The argument usually goes something like this: China’s educational and social environment doesn’t nurture the same type of innovation and creativity as in the West. Students grow up pouring over books and memorizing thousands of ratios, formulas, and the odd classical poem. They take the Gaokao, endure university, and end up in the civil service if they’re lucky, where they’ll slowly earn a paunch at the baijiu banquets, and work their way up before retiring on a juicy pension.
There is seemingly no room for out-of-the-box, off-the-wall thought. The type of thought that Steve Jobs, Bill Gates, John McAfee (pre-Belizean nightmare), and Henry Ford all had because in China, as the argument goes; risk is not rewarded, nor is daring to be different.
Hence, the theory that Chinese innovation can’t thrive; China is an imitator, not an originator. It doesn’t have an Apple, but it has a dozen sub-Apples, each with more worms than the last. It doesn’t have a Steve Jobs, but it does have Lei Jun, billionaire co-founder of Xiaomi smartphones, who appears publicly at rock-concert-styled product launches in dark t-shirts (a la Steve Jobs).
This argument is pervasive in some academic and political circles, but does it carry weight? What does Chinese innovation look like? And will China ever produce a product to rival the best of the West?
Chinese innovation needs a change in education
“Of course, in a population of 1.3 billion, there are many brilliant Chinese. Smarter than Steve Jobs, even,” says Austin Qie, founder of job-training website, wyzc.com which stands for “我赢职场” and translates roughly to “winning at the job market.”
He went on to say, “The problem, the main problem, is education…not just elementary school, but university [too]. Students aren’t studying useful things. They aren’t studying what they need for the job market, so what they end up with are skills they can’t use, that no one [in society] can use.”
Qie’s website teaches IT skills like app design, programming, and coding, and upon graduation helps match students to China’s tech companies. Though it might seem like a leap of logic, Qie believes that without an education geared towards real, practical skills, China will suffer from innovative malaise as students “learn nonsense knowledge” that won’t help them create the next Xbox or lend them the creativity to write the next Gangnam Style.
Shaun Rein, founder of Shanghai-based China Market Research Group is an outspoken advocate of Qie’s view. In an article he wrote for Forbes last June, he argued that China’s test-focused educational system drains students of their creativity and initiative, and is ultimately poisonous to society: “Chinese parents are acutely aware that the Chinese educational system focuses too much on rote memorization and doesn’t give students enough training in morality and extracurricular activity. Prepping students to get high test scores does not translate into teaching them to think critically,” Rein wrote.

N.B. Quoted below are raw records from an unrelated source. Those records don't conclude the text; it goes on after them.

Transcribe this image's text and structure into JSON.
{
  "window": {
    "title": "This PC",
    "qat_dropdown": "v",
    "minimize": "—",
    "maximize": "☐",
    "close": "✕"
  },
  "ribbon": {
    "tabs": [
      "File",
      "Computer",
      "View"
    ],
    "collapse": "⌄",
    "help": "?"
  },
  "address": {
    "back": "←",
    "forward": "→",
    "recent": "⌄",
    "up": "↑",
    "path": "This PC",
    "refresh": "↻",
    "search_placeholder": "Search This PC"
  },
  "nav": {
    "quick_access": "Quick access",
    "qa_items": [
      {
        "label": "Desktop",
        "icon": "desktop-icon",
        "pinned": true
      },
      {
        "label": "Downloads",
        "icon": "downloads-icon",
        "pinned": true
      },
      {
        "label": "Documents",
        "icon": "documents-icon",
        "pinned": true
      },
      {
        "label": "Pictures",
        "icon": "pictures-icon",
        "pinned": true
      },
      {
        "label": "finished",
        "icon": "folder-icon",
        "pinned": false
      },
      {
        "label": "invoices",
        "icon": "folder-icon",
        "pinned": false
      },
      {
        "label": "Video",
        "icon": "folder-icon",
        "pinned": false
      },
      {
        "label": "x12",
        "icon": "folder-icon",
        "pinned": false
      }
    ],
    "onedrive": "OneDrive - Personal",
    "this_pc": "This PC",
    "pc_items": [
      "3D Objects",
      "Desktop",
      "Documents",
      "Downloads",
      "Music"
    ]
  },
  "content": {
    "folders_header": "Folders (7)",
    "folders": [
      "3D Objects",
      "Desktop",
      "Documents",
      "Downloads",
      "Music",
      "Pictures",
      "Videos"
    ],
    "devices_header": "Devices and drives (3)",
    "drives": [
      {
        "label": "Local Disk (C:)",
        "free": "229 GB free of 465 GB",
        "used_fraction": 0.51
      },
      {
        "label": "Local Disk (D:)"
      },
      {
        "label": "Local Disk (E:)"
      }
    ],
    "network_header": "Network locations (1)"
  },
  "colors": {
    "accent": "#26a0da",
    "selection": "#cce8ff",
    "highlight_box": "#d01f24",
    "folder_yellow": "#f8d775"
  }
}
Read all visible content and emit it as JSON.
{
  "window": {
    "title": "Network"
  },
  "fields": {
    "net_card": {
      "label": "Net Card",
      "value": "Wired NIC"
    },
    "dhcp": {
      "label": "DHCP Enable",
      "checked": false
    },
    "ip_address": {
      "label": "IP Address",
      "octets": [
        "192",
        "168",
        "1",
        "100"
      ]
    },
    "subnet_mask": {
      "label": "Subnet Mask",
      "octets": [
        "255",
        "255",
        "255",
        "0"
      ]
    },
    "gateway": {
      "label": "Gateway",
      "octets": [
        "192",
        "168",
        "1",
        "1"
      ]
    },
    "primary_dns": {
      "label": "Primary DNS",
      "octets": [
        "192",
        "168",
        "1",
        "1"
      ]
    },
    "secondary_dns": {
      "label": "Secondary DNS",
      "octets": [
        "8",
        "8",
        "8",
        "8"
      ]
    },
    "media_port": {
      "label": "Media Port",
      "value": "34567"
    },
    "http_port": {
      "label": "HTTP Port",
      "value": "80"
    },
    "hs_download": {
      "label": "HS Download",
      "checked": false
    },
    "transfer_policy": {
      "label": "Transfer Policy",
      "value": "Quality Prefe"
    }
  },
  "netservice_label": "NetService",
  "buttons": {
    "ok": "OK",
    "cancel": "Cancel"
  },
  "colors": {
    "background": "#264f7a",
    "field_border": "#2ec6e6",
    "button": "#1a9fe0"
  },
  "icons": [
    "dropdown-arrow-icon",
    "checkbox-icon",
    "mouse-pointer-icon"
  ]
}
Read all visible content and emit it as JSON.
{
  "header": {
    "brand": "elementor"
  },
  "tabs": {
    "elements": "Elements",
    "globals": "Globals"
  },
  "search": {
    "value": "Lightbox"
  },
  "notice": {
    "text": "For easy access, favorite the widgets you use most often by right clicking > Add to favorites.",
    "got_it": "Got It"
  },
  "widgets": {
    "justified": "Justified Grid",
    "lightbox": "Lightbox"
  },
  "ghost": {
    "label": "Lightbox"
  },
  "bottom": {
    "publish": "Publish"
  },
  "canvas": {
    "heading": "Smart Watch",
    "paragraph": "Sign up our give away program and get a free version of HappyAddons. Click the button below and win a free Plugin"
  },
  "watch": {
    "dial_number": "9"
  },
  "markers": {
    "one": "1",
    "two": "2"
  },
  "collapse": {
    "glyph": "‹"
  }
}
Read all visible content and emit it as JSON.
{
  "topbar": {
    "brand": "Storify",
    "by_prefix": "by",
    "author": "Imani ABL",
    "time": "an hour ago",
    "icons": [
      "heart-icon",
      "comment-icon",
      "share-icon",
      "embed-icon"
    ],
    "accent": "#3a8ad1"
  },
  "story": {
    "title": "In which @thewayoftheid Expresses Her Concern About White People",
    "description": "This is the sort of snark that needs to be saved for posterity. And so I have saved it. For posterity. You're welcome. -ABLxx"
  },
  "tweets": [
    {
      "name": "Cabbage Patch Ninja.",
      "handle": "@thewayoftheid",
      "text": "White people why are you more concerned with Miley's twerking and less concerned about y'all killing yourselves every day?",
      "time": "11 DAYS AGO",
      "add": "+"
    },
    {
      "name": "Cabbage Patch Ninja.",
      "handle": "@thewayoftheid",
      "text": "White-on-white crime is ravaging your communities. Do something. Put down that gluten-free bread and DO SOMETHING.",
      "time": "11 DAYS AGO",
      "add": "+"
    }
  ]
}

However, educational change alone might not be enough to jolt the status quo. “Our society has too many barriers to creativity [the government not withstanding],” Qie said. “The same thought patterns that one generation had is passed to the next, and the next…and so on. Until something is done to disrupt this, it will be hard [to innovate].”
Xiaomi’s smartphones: Is it an example of innovation?
One Chinese company that has made ripples recently is Lei Jun’s Xiaomi, which was founded in 2010 by a team of seven experienced tech entrepreneurs led by Lei. The Beijing-based company’s cut-rate, high-spec phones have gained a cult following, with online product launches selling out in minutes and analysts gushing about a recent $10 billion valuation (with $4 billion expected in 2013 revenue and expected sales of 20 million phones). In the second quarter, Android-powered Xiaomi surpassed Apple to control five percent of China’s lucrative smartphone market and according to consultancy IDC Xiaomi is expected to grow to 360 million shipments by 2013.
Where Xiaomi smartphones have excelled is in catering to China’s price-sensitive consumers. Its current phones, the more advanced of which stack up favorably against Samsung’s Galaxy Series, are priced between 799-1799 RMB, compared to at least 4,000 RMB for high-end models from Samsung and Apple. In September, Apple’s vaunted launch of a 4,488 RMB “budget” model, the 5c, was met with only tepid fanfare in the Chinese market. In contrast, Xiaomi’s budget model, the HongMi (Red Rice), priced at 799 RMB, sold 100,000 units within two minutes of launching, according to Xiaomi’s Twitter account.
Even with Xiaomi’s blistering advance, there are questions about how truly “innovative” the company is (its early offerings were especially “iPhonesque,” and the English interfaces are often Saved-by-the-Bell-Era clunky). Hoping to shore up these doubts and make inroads in the international market, the company earlier this month hired Hugo Barra, the ex-Android heat at Google, to lead the company’s Global Expansion team.
Whether or not they’ll succeed in tapping into markets outside of China, Austin Qie applauds their effort and thinks more Chinese companies and entrepreneurs should learn from Xiaomi. “They [Xiaomi] don’t just wait for someone like Apple to do something and copy,” Qie says, adding that many other Chinese tech firms still fit this mold. “Instead, they are thinking ahead, always thinking.” This, Qie says, is the mark of innovation.